When I spoke to founder and CEO Nirav Tolia last week, I noted that was sceptical that anyone could successfully launch a social network that would crack Facebook's dominance. But Nextdoor is very different to Facebook. For a start, once a neighbourhood is added to Nextdoor, there's no administrator who can decide whether to accept or boot someone from the group. Membership is based on living in a neighbourhood. When you join Nextdoor, a verification process matches your phone number and address. A form of two-factor authentication is used so you prove you live in the nighbourhood's boundaries, which have been defined through council boundaries, police force boundaries and other sources.
In order for a neighbourhood to become active in Nextdoor, the first person who registers needs to get another nine folks, in the neighbourhood on board. So far, there are almost 550 active neighbourhoods in Australia with 87 in Sydney and 94 in Melbourne.
Whereas Facebook separates things like buy/swap/sell, interest groups, commercial services and other local groups, Nextdoor pulls them all together. The company's aim is to be as useful for local life as Facebook is to our social life and LinkedIn is to our professional life.
I had a quick play and was able to register myself successfully and was the first person in my neighbourhood. The process was easy and was able to match my phone number (I only have a mobile service) with my home address.
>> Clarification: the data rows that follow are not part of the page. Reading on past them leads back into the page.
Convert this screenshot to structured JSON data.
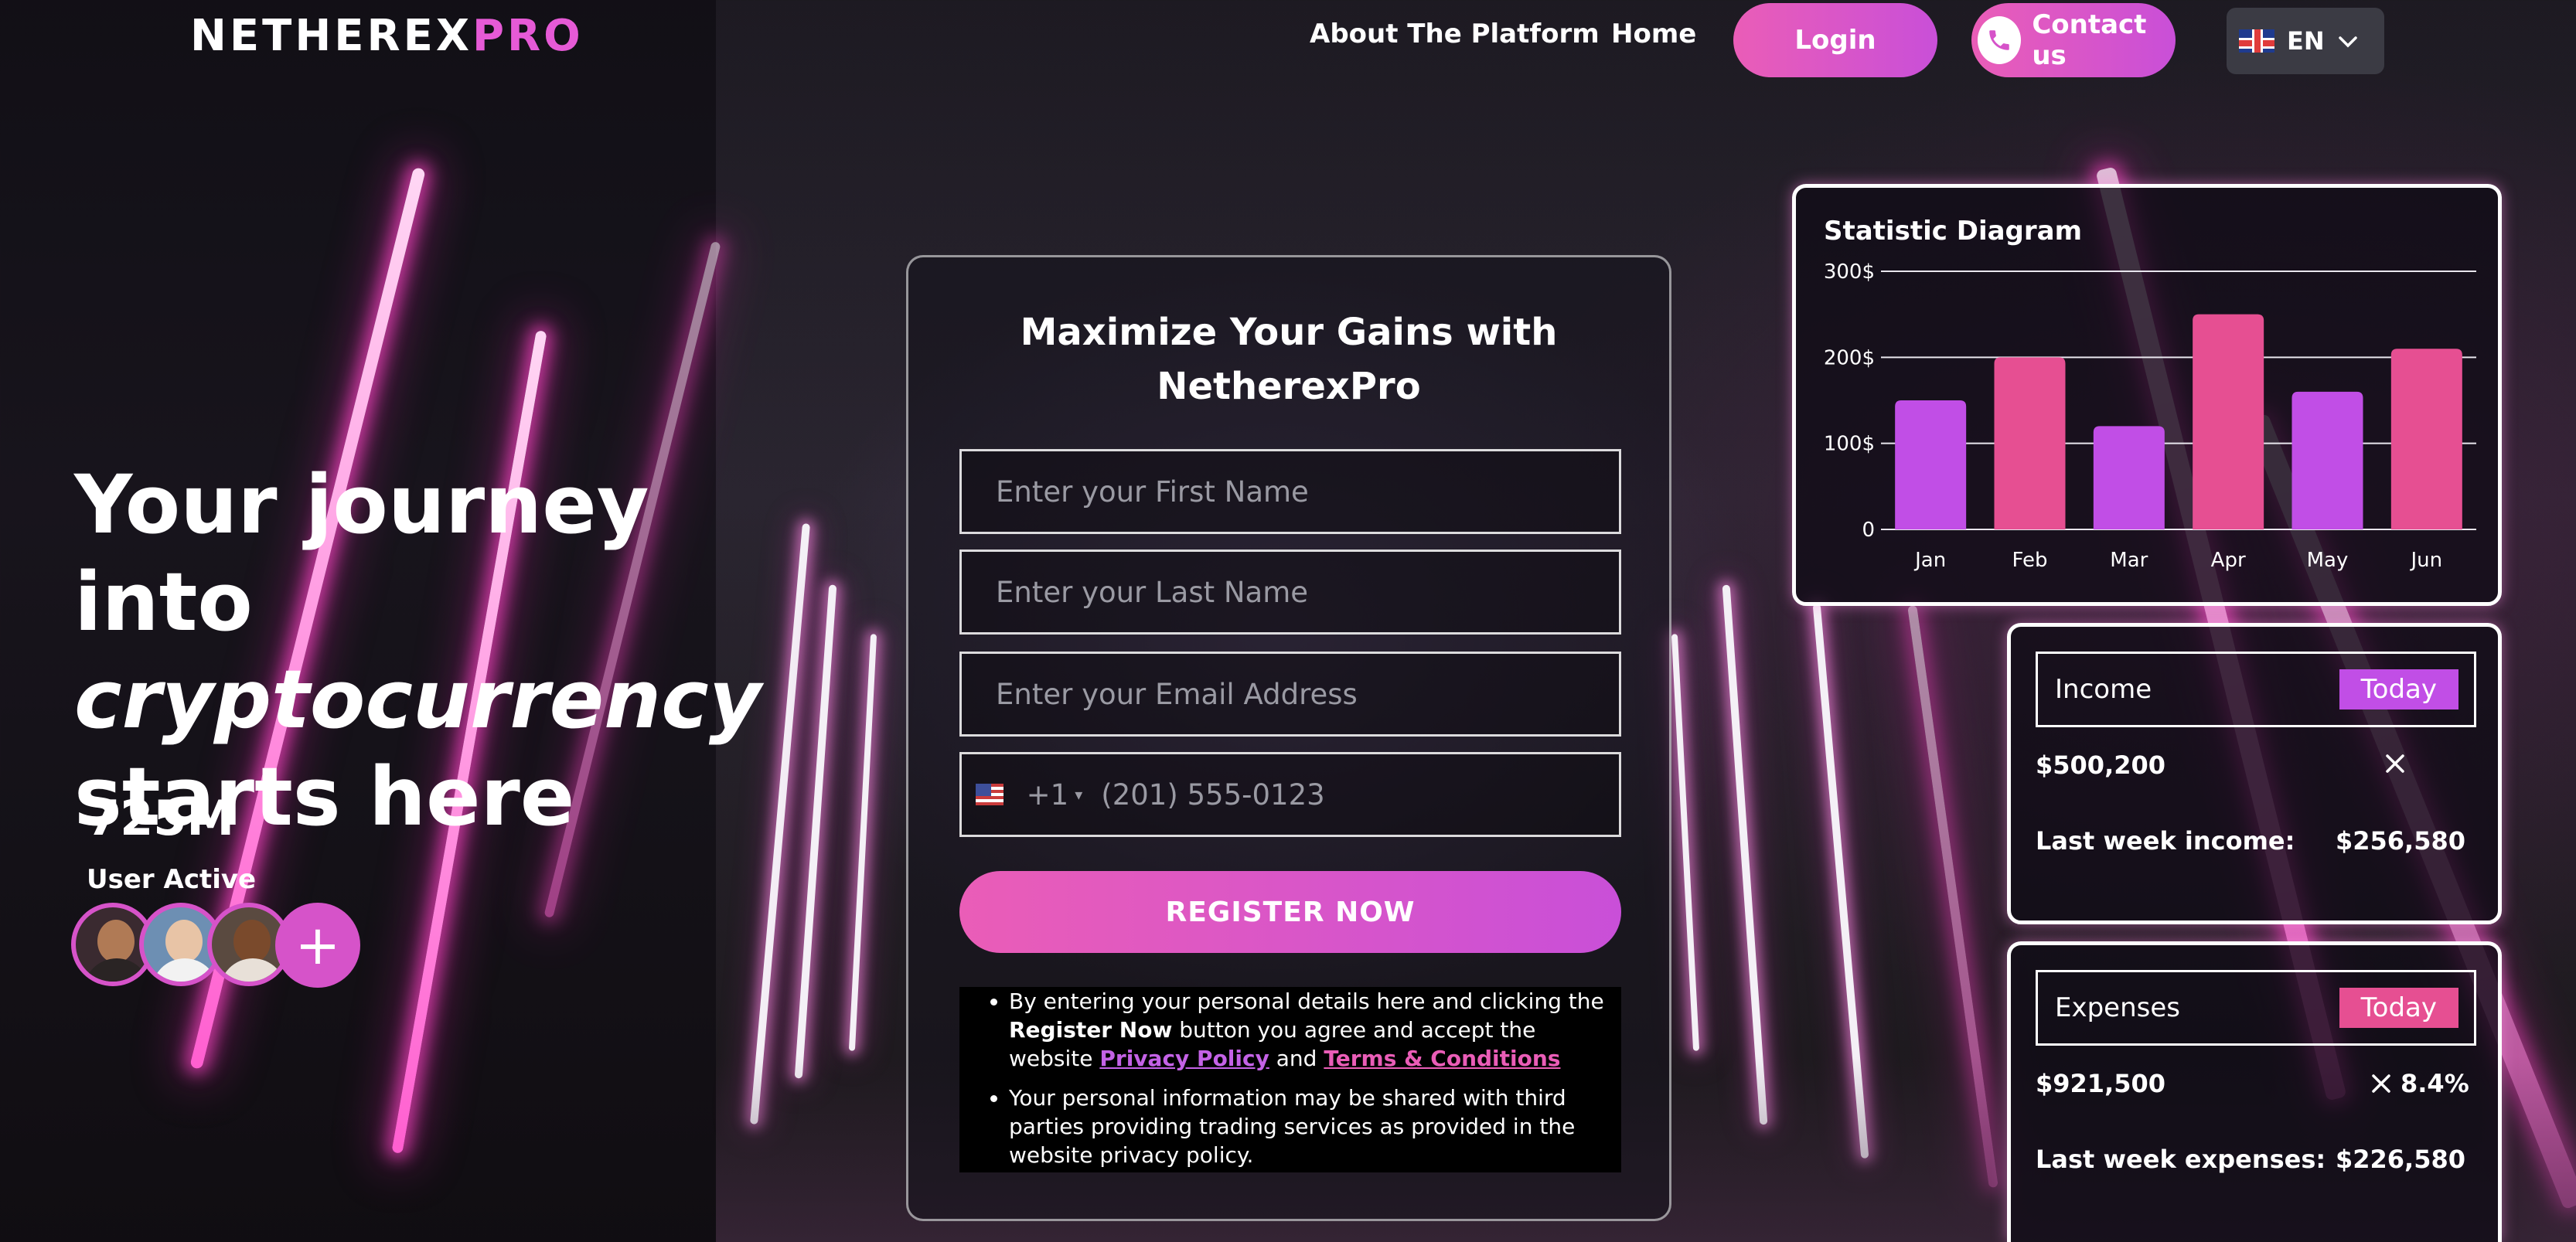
{
  "header": {
    "logo_part1": "NETHEREX",
    "logo_part2": "PRO",
    "nav": {
      "about": "About The Platform",
      "home": "Home"
    },
    "login_label": "Login",
    "contact_label": "Contact us",
    "language": "EN"
  },
  "hero": {
    "line1": "Your journey into",
    "line2": "cryptocurrency",
    "line3": "starts here",
    "users_count": "725M",
    "users_label": "User Active",
    "plus_glyph": "+"
  },
  "form": {
    "title": "Maximize Your Gains with NetherexPro",
    "first_name_placeholder": "Enter your First Name",
    "last_name_placeholder": "Enter your Last Name",
    "email_placeholder": "Enter your Email Address",
    "dial_code": "+1",
    "phone_placeholder": "(201) 555-0123",
    "register_label": "REGISTER NOW",
    "disclaimer1_pre": "By entering your personal details here and clicking the ",
    "disclaimer1_bold": "Register Now",
    "disclaimer1_mid": " button you agree and accept the website ",
    "privacy_link": "Privacy Policy",
    "and_text": " and ",
    "terms_link": "Terms & Conditions",
    "disclaimer2": "Your personal information may be shared with third parties providing trading services as provided in the website privacy policy."
  },
  "chart_data": {
    "type": "bar",
    "title": "Statistic Diagram",
    "categories": [
      "Jan",
      "Feb",
      "Mar",
      "Apr",
      "May",
      "Jun"
    ],
    "values": [
      150,
      200,
      120,
      250,
      160,
      210
    ],
    "bar_colors": [
      "#c14ee6",
      "#e64f92",
      "#c14ee6",
      "#e64f92",
      "#c14ee6",
      "#e64f92"
    ],
    "ylim": [
      0,
      300
    ],
    "yticks": [
      "0",
      "100$",
      "200$",
      "300$"
    ],
    "grid": true
  },
  "income": {
    "label": "Income",
    "badge": "Today",
    "badge_color": "#c14ee6",
    "amount": "$500,200",
    "last_week_label": "Last week income:",
    "last_week_value": "$256,580"
  },
  "expenses": {
    "label": "Expenses",
    "badge": "Today",
    "badge_color": "#e64f92",
    "amount": "$921,500",
    "change": "8.4%",
    "last_week_label": "Last week expenses:",
    "last_week_value": "$226,580"
  }
}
Now I need to coax another nine people to join in order for my area to be officially active in Nextdoor.